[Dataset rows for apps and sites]
== == ==

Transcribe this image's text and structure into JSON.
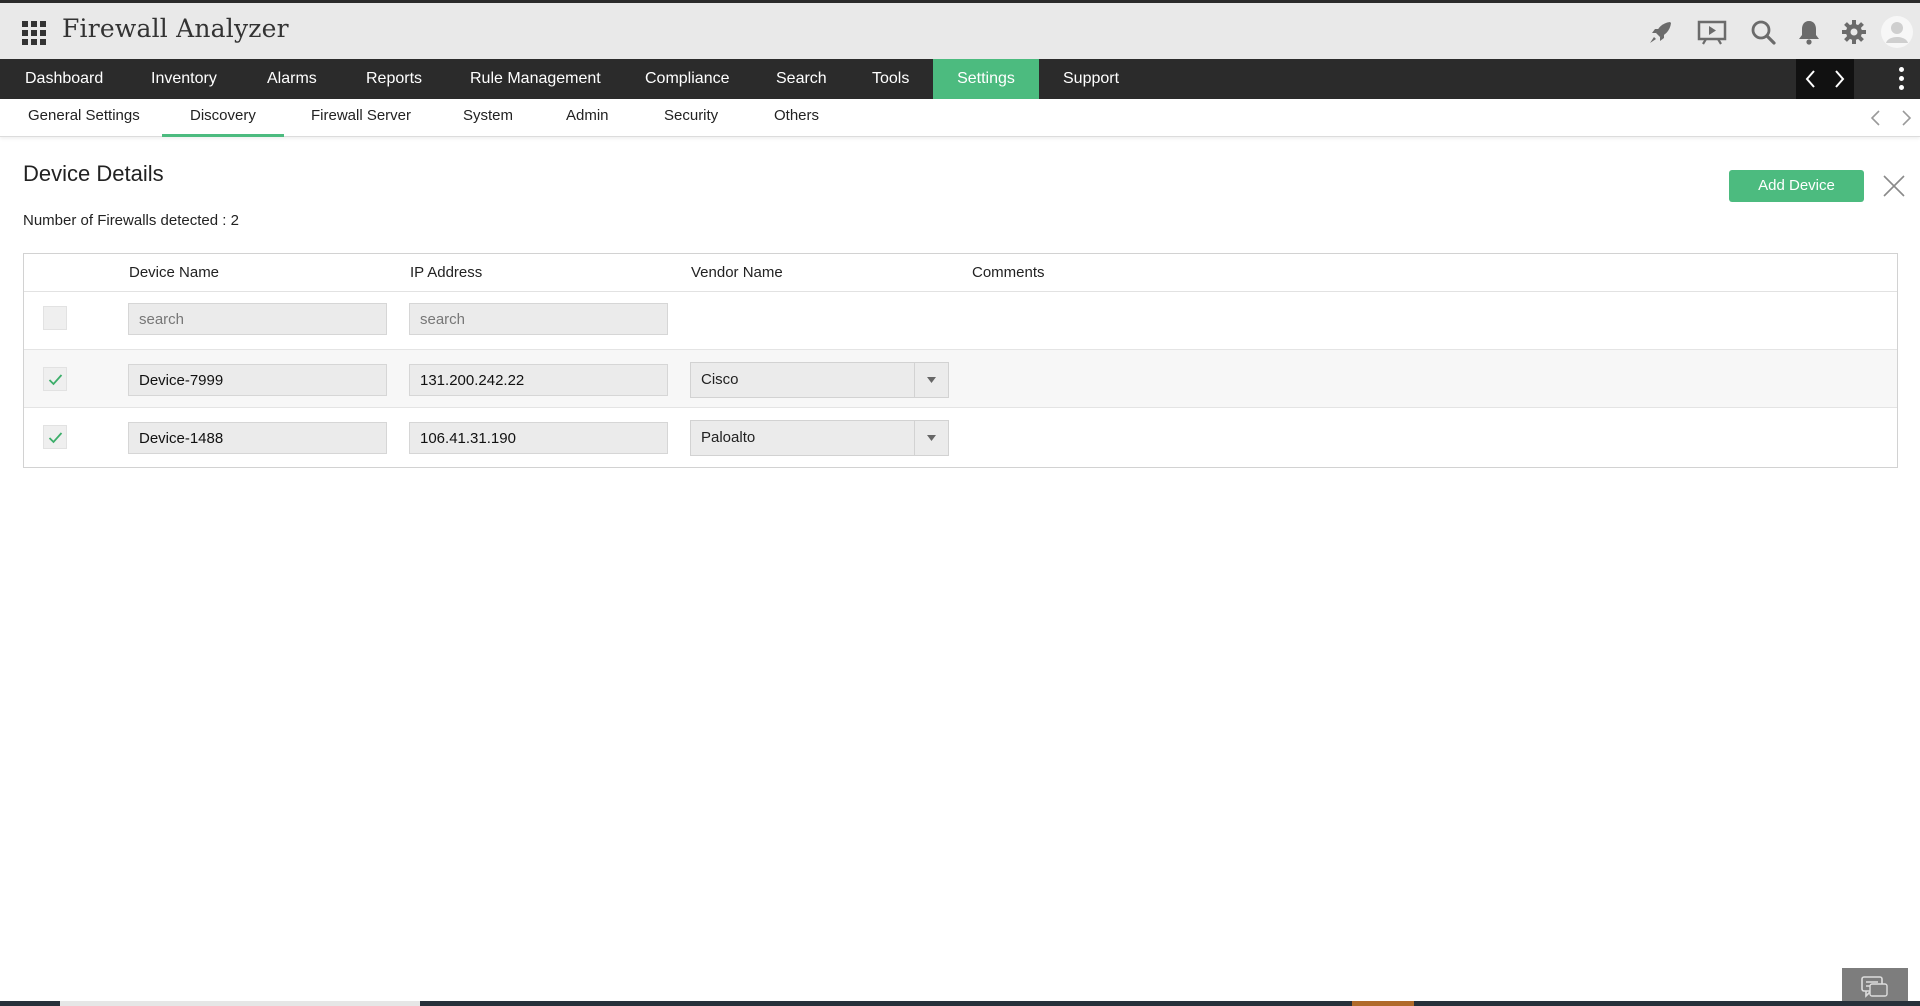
{
  "app": {
    "title": "Firewall Analyzer"
  },
  "header_icons": [
    "rocket-icon",
    "presentation-icon",
    "search-icon",
    "bell-icon",
    "gear-icon",
    "user-avatar-icon"
  ],
  "main_nav": {
    "items": [
      {
        "label": "Dashboard"
      },
      {
        "label": "Inventory"
      },
      {
        "label": "Alarms"
      },
      {
        "label": "Reports"
      },
      {
        "label": "Rule Management"
      },
      {
        "label": "Compliance"
      },
      {
        "label": "Search"
      },
      {
        "label": "Tools"
      },
      {
        "label": "Settings",
        "active": true
      },
      {
        "label": "Support"
      }
    ]
  },
  "sub_nav": {
    "items": [
      {
        "label": "General Settings"
      },
      {
        "label": "Discovery",
        "active": true
      },
      {
        "label": "Firewall Server"
      },
      {
        "label": "System"
      },
      {
        "label": "Admin"
      },
      {
        "label": "Security"
      },
      {
        "label": "Others"
      }
    ]
  },
  "content": {
    "title": "Device Details",
    "firewall_count": "Number of Firewalls detected : 2",
    "add_button": "Add Device"
  },
  "table": {
    "columns": [
      "Device Name",
      "IP Address",
      "Vendor Name",
      "Comments"
    ],
    "filters": {
      "device_placeholder": "search",
      "ip_placeholder": "search"
    },
    "rows": [
      {
        "checked": true,
        "device_name": "Device-7999",
        "ip_address": "131.200.242.22",
        "vendor": "Cisco",
        "comments": ""
      },
      {
        "checked": true,
        "device_name": "Device-1488",
        "ip_address": "106.41.31.190",
        "vendor": "Paloalto",
        "comments": ""
      }
    ]
  },
  "colors": {
    "accent": "#4cbb7f",
    "nav_bg": "#2b2b2b",
    "header_bg": "#e9e9e9",
    "checkmark": "#3cae6a"
  }
}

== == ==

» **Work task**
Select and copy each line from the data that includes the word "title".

» **Your response**
    "title": "Firewall Analyzer"
    "title": "Device Details",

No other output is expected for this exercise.